Abbas Kiarostami’s Palme D’or-winning feature Taste of Cherry plays on Turner Classic Movies on Sunday, January 31. I profile the film for the TCM website.

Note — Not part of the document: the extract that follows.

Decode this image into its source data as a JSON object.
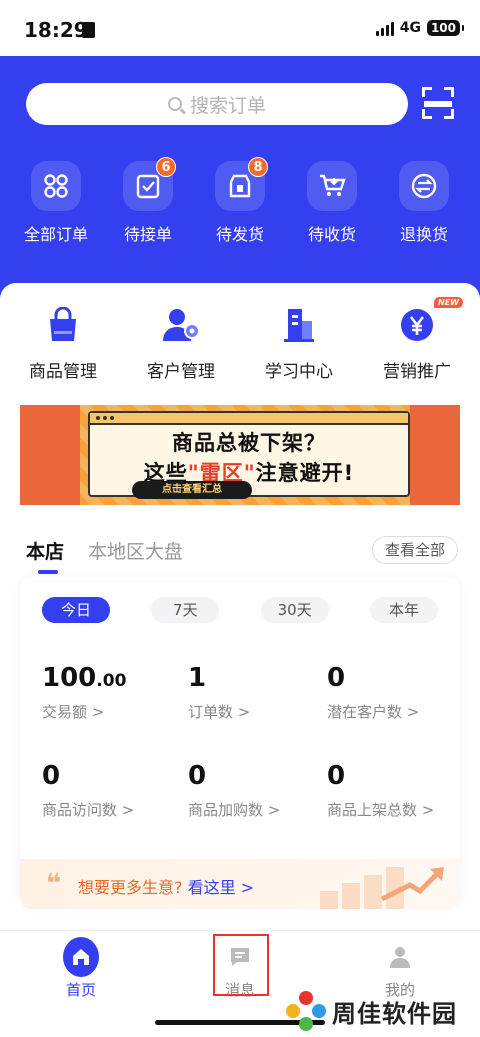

Taste of Cherry confirmed Kiarostami as the most acclaimed director of Iran’s rich film culture, which was just getting seen by the rest of the world through such releases as Jafar Panahi’s 1995 The White Balloon (written by Kiarostami), Majid Majidi’s Children of Heaven (1997) and Mohsen Makhmalbaf’s Gabbeh (1996). But where these films (like the early works of Kiarostami) viewed the world through the eyes of children, Taste of Cherry was decidedly adult, serious and provocative. Islamic law prohibits suicide, which created difficulties with Iranian censors (Kiarostami reportedly edited the film at night, to avoid the prying eyes of officials), but it’s not really about death. It’s about life and reasons to live. Mr. Badii, driving circles through the barren hills, picks up three passengers through the course of his long day. The young Kurdish soldier flees in a panic at the request. An older seminary student, an Afghani, attempts to change his mind, reminding him of the Muslim strictures against suicide. Finally a Turkish taxidermist climbs into the passenger seat, a sympathetic man who shares his struggle with suicide but reluctantly agrees to help for reasons of his own. Through the course of this search, the dusty landscape and the age-etched face of Homayoun Ershadi become familiar, comforting, and finally riveting as he engages each of the strangers in conversations both discomforting and nakedly honest. In between the conversations are long silences and views of the world passing by outside the window, interspersed with magnificent long shots of the car winding through the hills, a tiny spot of color crawling along the asphalt strip through the rolling landscape, as the world continues on. In the distance we see soldiers drill, children run and bulldozers grind away at the hills, all unaffected by Badii’s crisis, yet as the light shifts from afternoon to evening (apart from the coda, the film takes place over a single day), it’s like the sun is setting on Badii’s soul.